WHAT THE TASK REQUIRES:
Which lines of the data below contain "like"? Please show them all.

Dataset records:

⁂

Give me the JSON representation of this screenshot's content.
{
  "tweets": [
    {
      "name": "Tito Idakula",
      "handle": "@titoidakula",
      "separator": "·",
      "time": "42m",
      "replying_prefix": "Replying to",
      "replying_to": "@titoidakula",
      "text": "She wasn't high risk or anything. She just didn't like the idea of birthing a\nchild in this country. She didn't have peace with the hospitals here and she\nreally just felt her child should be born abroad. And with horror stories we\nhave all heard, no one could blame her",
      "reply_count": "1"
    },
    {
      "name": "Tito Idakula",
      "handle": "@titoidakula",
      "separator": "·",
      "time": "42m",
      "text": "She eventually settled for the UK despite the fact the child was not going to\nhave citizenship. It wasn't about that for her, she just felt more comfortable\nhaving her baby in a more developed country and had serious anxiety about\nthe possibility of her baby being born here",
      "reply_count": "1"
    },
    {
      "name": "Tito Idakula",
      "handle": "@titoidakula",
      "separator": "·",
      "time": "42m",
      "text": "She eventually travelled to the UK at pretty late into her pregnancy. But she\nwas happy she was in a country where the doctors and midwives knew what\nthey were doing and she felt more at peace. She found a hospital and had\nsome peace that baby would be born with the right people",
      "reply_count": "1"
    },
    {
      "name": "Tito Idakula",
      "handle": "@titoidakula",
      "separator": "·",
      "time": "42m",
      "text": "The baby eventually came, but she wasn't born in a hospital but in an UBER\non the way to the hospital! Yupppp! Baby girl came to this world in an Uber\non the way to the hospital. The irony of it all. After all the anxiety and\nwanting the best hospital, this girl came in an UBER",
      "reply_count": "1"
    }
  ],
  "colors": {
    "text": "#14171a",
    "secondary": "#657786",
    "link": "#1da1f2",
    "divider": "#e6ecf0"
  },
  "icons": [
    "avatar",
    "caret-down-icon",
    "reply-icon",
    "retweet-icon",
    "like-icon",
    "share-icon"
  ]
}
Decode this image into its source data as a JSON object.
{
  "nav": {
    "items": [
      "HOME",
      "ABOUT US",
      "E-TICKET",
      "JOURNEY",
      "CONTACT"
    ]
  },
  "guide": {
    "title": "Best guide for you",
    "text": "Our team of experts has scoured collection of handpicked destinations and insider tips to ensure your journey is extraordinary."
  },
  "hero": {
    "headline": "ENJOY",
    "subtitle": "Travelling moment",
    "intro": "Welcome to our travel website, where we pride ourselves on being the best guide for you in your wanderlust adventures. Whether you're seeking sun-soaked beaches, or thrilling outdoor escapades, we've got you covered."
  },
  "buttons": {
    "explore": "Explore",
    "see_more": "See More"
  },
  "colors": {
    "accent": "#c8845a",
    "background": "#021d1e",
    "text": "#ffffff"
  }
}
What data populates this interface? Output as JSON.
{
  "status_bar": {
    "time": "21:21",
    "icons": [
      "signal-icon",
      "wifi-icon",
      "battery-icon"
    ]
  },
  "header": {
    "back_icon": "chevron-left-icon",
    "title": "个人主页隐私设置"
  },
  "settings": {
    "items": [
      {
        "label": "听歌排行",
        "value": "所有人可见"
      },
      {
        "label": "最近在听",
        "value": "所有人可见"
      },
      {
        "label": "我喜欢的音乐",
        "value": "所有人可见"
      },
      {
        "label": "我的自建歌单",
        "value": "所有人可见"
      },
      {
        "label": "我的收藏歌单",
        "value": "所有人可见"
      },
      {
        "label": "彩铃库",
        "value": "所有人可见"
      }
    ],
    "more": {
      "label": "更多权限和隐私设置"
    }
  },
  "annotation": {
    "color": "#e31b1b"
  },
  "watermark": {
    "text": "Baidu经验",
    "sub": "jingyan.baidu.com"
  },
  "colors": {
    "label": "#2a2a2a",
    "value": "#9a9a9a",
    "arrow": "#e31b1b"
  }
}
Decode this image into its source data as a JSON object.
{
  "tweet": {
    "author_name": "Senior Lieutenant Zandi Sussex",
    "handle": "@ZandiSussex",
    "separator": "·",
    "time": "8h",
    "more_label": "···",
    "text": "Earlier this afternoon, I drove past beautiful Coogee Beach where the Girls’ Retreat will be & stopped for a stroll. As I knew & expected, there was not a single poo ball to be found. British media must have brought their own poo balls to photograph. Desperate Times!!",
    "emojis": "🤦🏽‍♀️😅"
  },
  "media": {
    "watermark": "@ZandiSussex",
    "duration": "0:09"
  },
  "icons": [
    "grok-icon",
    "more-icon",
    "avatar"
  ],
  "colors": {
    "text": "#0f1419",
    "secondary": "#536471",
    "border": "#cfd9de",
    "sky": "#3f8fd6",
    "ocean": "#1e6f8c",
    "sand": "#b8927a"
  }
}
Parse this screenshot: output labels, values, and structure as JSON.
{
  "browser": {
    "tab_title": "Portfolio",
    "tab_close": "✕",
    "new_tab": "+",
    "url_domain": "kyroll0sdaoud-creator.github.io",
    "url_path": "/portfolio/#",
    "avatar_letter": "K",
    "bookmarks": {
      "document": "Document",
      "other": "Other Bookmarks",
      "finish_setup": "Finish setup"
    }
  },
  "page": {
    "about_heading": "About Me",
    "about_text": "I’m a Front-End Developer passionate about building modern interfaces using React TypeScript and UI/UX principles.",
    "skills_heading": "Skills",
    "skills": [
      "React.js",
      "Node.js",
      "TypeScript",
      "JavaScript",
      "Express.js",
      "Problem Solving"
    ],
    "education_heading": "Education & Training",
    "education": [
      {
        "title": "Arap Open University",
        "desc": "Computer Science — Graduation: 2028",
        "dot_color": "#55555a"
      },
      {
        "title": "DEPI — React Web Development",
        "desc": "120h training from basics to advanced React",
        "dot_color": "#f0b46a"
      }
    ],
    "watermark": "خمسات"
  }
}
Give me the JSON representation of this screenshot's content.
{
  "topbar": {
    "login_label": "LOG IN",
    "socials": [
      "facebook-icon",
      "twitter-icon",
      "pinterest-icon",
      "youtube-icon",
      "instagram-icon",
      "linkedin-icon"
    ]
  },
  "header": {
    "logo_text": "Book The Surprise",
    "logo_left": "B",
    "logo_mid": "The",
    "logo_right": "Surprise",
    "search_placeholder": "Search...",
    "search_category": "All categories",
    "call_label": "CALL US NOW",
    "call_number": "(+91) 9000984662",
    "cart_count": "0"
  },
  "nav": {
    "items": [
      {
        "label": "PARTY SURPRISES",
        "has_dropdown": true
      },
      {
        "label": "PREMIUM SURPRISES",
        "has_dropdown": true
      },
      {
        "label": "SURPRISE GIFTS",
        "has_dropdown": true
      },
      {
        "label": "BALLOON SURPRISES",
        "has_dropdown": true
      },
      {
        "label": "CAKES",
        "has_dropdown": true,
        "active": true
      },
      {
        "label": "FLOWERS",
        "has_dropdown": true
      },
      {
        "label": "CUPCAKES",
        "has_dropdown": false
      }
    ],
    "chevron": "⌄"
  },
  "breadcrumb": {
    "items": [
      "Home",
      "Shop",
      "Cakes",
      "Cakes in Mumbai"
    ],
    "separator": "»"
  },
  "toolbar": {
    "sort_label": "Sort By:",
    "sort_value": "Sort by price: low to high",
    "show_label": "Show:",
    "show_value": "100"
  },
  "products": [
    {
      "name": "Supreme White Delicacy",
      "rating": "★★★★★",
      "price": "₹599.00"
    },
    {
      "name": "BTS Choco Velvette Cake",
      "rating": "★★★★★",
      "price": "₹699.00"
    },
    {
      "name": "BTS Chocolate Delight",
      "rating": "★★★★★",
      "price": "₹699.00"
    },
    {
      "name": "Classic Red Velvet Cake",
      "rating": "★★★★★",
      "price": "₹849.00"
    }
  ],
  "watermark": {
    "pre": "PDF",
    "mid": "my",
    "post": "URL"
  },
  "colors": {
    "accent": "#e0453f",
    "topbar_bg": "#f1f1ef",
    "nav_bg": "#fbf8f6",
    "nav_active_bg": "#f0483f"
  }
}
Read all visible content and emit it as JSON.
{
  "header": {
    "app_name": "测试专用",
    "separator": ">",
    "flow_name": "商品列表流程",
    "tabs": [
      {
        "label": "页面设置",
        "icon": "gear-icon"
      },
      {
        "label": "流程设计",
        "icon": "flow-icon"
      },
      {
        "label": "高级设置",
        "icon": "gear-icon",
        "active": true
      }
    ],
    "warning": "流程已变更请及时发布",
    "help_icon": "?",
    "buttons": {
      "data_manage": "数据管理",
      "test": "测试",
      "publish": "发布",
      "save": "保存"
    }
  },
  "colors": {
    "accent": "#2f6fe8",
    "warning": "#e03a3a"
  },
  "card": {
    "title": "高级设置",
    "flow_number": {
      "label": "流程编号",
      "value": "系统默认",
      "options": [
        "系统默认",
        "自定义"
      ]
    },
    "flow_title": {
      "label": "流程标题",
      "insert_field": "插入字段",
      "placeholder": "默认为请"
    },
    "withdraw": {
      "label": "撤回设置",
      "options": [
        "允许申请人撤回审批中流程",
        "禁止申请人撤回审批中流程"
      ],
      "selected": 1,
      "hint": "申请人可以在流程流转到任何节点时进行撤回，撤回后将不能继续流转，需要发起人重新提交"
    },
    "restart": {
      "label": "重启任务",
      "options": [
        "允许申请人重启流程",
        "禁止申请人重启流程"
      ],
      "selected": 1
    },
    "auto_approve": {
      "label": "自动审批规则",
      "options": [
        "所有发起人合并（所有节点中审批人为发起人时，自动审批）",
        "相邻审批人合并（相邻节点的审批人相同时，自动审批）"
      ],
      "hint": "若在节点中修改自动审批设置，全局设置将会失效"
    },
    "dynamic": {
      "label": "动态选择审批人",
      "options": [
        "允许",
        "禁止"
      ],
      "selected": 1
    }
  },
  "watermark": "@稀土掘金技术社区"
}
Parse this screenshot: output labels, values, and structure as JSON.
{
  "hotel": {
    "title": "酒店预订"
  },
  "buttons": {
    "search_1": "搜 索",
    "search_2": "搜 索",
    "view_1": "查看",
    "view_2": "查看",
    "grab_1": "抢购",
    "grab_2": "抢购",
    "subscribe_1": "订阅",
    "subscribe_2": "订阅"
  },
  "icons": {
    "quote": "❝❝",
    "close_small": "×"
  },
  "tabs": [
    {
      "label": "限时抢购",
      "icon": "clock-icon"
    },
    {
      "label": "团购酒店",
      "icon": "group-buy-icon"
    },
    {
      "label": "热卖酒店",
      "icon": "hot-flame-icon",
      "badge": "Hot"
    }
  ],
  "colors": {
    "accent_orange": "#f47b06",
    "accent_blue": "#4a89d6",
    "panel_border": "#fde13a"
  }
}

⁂

SOLUTION TO THE EXERCISE:
      "text": "She wasn't high risk or anything. She just didn't like the idea of birthing a\nchild in this country. She didn't have peace with the hospitals here and she\nreally just felt her child should be born abroad. And with horror stories we\nhave all heard, no one could blame her",
    "like-icon",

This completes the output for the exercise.